According to reports, he  purchased the child in Vietnam in the 1960s, brought her to Orange County and later Florida while passing her off as his adopted daughter.

Question:  HOW did he get in the US with this little girl, in the first place?


According to my a-parents, if not for them, I would either have died or would have ended up in a Dickensian children's home, and nothing would have come of me. I wonder how many more adoptees have heard the words "if not for us".

Dumb Adoption Cliches

There should be a big, Children's Treasury of Dumb Adoption Cliches, starting with "if not for us"

Other entries:

"Well, at least you..."

"Why can't you..."

"Why don't you..."

"You should..."

"You should feel..."

"You should be..."

"In the best interest of the child"

adding to the pile of classic one-liners

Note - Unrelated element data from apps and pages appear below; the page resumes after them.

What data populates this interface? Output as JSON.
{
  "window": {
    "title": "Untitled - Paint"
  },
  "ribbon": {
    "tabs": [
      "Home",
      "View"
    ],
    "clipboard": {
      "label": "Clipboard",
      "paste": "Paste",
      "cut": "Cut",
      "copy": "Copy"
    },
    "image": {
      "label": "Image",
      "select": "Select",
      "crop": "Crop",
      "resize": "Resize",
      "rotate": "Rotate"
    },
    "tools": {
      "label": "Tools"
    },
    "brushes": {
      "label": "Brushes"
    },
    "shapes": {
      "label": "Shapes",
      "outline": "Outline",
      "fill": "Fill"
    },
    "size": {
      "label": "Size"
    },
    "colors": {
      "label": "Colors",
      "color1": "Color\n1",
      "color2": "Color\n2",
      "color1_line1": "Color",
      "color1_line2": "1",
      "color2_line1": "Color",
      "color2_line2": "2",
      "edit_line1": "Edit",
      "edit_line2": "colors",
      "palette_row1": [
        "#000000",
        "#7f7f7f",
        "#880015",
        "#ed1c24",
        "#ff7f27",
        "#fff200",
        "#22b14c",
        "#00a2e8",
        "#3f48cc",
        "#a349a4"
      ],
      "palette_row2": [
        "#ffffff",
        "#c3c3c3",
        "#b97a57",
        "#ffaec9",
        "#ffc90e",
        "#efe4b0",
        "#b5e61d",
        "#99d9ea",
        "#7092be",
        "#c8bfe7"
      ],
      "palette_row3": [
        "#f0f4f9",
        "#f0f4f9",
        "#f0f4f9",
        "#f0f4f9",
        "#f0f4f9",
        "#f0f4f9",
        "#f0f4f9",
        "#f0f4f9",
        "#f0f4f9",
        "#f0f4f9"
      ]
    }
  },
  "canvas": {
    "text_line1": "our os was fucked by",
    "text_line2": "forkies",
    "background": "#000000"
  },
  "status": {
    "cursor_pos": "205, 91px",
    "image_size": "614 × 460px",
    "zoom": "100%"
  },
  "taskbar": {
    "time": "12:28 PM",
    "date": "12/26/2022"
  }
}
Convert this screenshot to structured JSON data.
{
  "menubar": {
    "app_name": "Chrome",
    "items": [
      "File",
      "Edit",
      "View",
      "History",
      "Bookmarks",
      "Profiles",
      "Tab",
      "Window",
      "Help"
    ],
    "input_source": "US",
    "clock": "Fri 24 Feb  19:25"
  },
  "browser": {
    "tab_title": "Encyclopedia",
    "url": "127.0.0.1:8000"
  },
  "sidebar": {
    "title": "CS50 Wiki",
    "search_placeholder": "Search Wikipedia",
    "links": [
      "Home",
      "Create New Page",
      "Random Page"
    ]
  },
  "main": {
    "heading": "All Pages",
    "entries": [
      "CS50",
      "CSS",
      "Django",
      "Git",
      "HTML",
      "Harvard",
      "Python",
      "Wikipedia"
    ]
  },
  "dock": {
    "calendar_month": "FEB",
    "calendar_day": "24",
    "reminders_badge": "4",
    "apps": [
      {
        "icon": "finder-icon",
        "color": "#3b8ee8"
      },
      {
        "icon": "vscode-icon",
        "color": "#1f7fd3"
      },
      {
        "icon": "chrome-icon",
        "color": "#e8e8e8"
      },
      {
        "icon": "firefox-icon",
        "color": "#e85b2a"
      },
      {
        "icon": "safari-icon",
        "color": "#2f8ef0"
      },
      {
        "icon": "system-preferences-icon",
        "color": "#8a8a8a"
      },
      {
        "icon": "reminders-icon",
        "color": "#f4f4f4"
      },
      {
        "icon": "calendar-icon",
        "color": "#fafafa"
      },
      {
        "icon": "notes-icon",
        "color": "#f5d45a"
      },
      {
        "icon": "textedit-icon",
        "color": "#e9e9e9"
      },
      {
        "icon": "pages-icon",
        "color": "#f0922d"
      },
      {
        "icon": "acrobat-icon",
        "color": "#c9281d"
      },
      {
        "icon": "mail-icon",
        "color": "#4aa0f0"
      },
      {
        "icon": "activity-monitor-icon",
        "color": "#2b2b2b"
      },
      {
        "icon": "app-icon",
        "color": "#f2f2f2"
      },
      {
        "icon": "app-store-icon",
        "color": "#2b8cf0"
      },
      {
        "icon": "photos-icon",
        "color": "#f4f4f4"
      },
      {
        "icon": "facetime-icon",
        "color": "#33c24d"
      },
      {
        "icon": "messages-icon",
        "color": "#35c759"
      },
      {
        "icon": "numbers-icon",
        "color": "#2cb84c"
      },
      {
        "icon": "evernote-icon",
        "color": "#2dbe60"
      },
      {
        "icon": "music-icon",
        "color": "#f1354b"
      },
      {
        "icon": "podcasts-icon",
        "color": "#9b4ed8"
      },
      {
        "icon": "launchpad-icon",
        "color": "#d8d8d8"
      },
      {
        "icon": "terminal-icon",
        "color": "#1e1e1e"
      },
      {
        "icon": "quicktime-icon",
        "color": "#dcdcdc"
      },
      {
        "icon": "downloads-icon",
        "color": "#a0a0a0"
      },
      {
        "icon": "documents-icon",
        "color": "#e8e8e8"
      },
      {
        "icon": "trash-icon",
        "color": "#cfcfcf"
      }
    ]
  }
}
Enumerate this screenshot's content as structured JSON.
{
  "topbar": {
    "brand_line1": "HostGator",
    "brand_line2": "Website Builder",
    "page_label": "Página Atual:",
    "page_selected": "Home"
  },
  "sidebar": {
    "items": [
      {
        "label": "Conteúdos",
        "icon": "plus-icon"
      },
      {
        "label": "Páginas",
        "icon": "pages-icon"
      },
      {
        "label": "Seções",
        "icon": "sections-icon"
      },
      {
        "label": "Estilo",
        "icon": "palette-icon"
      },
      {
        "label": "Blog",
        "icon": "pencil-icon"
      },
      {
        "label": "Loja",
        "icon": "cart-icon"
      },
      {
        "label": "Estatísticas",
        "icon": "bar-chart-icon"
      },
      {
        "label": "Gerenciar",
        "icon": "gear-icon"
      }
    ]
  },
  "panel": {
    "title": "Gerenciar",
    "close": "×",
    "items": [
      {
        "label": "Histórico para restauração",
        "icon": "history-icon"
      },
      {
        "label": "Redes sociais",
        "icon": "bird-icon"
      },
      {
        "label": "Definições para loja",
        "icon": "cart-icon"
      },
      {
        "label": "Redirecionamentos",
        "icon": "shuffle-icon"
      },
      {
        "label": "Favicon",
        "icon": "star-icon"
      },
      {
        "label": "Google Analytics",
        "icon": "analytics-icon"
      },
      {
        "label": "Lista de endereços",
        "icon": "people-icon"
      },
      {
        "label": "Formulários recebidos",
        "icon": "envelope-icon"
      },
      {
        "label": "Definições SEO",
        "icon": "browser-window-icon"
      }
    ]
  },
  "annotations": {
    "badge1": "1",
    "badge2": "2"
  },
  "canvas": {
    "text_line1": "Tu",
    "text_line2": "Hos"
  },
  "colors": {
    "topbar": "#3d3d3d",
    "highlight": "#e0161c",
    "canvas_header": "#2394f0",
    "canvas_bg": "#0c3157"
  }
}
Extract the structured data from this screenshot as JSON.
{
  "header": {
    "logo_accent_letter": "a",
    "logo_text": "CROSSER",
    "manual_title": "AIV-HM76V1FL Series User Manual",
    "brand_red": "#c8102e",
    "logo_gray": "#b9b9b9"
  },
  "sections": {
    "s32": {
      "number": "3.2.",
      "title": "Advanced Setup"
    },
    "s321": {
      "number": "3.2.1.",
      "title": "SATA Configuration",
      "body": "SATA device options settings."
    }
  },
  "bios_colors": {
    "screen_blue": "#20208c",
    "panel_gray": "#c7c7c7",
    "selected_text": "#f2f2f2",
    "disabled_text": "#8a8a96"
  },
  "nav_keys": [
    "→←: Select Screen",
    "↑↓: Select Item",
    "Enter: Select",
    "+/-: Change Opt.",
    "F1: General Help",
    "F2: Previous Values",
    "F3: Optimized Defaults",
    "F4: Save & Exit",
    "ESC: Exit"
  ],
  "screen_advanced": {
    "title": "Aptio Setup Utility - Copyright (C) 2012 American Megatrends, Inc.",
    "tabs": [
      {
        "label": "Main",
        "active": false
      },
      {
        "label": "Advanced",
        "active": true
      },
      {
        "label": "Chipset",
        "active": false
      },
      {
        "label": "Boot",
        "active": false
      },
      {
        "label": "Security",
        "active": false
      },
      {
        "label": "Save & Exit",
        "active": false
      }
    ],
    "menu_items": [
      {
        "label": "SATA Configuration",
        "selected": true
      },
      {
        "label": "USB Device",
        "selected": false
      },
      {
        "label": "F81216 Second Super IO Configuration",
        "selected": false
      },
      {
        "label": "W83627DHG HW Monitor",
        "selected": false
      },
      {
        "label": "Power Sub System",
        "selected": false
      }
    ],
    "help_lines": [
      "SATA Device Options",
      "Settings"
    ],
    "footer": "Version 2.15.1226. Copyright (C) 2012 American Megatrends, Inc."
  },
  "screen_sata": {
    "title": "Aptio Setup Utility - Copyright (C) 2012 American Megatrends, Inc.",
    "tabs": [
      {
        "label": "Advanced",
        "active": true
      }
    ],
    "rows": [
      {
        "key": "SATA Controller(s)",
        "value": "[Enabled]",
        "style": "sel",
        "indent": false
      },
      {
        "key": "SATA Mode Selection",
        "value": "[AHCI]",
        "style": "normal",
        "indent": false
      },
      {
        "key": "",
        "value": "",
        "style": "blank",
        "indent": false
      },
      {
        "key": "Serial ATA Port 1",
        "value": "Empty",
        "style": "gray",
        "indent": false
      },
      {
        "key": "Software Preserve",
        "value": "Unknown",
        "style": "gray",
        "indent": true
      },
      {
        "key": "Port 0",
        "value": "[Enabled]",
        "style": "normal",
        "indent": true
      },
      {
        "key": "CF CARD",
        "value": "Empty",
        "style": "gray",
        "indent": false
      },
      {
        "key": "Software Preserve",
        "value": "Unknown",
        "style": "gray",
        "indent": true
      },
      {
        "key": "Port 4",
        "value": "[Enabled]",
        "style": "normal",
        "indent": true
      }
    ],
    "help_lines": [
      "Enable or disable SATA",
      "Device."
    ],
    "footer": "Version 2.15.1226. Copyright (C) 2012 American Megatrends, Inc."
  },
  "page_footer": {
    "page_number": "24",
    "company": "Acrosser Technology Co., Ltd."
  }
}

"you were so loved..."

"you were chosen...."

"we are your parents...." (emphasis on the we)

"we went through so much to have you...." (emphasis on the so)

"you are so lucky to have..."

"you were not bought..."

any reference to biology, birth or first can be added, too.

Insult to ['Primal Wound'] Injury

Indeed, after reading only a few of the many many MANY abuse cases we feature, it is amazing to see (and almost hear) just how often (and similar) certain cliches and typical phrases are used by a victim's adopter.  With that, here's a treasure-gem I see far too frequently on private adoption agency websites... it's a personal favorite of mine, because it's also used by those who insist every 'chosen' adopted child is sent to live with only the best.


<drum roll.....>

"Adoption is not about finding children for families, it's about finding families for children."

Makes me wonder... out of all the people 'giving away' young children to 'better' parents/families, (so they can have a better life and future), how many of them have experienced seller's-remorse?

Pound Pup Legacy